Sanders Series Lecture
Mark D. Gross: Design, Making, and Creativity (or Polymaths Unite!)
2017-02-07 12:30 at MaRS Discovery District, Bottom Level
Design, Making, and Creativity (or Polymaths Unite!)
People enjoy making things, as the recently burgeoning “maker movement” shows. While often seen as a vehicle to engage young people in science, technology, engineering and mathematics (STEM), the maker movement presents far wider opportunities to engage people in design and creativity. The new machinery for making things—laser cutters, 3D printers and more—cry out for better tools and technologies for design, and practice making things invites people to become more creative. Some of the most exciting opportunities and powerful insights belong to polymaths who can defy conventional disciplinary boundaries and learn to apply expertise developed in one discipline to others.
I’m director of the ATLAS Institute and professor of computer science at University of Colorado Boulder. I’m also co-founder of Modular Robotics Incorporated and Blank Slate Systems with former PhD students. Previously I was on the faculty at Carnegie Mellon University and the University of Washington Seattle; before that I worked at Atari Cambridge Research, Logo Computer Systems, Kurzweil Computer Systems, the MIT Logo Lab and the Architecture Machine Group. Once upon a time I studied architecture at MIT, where I became fascinated with how design works, and how computational tools could support designing. I still am.

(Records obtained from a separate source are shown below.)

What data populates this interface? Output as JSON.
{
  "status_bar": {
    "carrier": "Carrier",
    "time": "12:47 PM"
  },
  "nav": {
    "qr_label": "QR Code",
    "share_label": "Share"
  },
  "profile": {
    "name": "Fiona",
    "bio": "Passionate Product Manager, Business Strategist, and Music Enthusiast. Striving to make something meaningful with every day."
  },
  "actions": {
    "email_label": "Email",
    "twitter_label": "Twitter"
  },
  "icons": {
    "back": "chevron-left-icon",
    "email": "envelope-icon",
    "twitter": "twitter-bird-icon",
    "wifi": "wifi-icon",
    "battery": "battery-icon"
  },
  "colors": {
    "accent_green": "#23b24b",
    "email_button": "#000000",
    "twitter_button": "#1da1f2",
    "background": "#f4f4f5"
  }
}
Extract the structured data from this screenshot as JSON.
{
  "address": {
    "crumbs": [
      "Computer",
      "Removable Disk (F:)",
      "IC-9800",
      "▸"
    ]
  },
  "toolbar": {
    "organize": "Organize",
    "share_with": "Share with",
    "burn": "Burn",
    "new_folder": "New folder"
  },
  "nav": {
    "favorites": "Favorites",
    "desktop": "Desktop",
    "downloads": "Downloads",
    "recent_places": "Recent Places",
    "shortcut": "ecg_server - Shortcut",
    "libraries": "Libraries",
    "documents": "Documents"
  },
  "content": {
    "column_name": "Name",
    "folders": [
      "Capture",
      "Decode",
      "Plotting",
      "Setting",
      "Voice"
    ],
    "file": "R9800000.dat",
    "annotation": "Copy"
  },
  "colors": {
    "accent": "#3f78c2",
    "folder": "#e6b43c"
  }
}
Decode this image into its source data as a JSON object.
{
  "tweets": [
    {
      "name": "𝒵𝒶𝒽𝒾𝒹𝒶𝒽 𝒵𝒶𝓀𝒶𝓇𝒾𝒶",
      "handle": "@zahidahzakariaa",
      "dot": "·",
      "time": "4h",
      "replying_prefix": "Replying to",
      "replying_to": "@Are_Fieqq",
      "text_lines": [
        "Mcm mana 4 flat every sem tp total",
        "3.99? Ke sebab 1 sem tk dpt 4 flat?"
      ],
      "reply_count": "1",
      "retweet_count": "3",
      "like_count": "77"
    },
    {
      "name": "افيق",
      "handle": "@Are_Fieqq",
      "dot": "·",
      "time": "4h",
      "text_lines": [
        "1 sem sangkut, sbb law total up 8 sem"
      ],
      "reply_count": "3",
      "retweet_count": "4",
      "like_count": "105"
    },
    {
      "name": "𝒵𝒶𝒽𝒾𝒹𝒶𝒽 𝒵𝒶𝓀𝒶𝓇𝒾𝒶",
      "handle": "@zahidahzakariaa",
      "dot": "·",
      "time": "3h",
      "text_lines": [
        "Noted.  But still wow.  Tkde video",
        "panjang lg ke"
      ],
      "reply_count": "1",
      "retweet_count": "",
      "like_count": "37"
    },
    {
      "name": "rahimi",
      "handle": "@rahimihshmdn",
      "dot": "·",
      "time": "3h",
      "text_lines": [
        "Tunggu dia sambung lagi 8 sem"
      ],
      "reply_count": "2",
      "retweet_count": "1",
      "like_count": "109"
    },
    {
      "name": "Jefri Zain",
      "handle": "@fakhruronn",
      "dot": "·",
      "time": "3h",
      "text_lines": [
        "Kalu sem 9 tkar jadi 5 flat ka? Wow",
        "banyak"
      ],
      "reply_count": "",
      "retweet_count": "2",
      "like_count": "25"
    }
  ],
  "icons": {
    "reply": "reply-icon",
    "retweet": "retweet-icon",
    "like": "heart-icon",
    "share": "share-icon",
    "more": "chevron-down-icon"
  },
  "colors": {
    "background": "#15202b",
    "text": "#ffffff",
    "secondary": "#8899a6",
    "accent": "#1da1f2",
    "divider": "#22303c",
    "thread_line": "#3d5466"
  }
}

I’ve worked on many different things: intelligent computer aided design, virtual environments and design simulation, modular robotics and computationally enhanced construction kits and craft, tangible interaction design, sketch and diagram recognition, digital fabrication and more.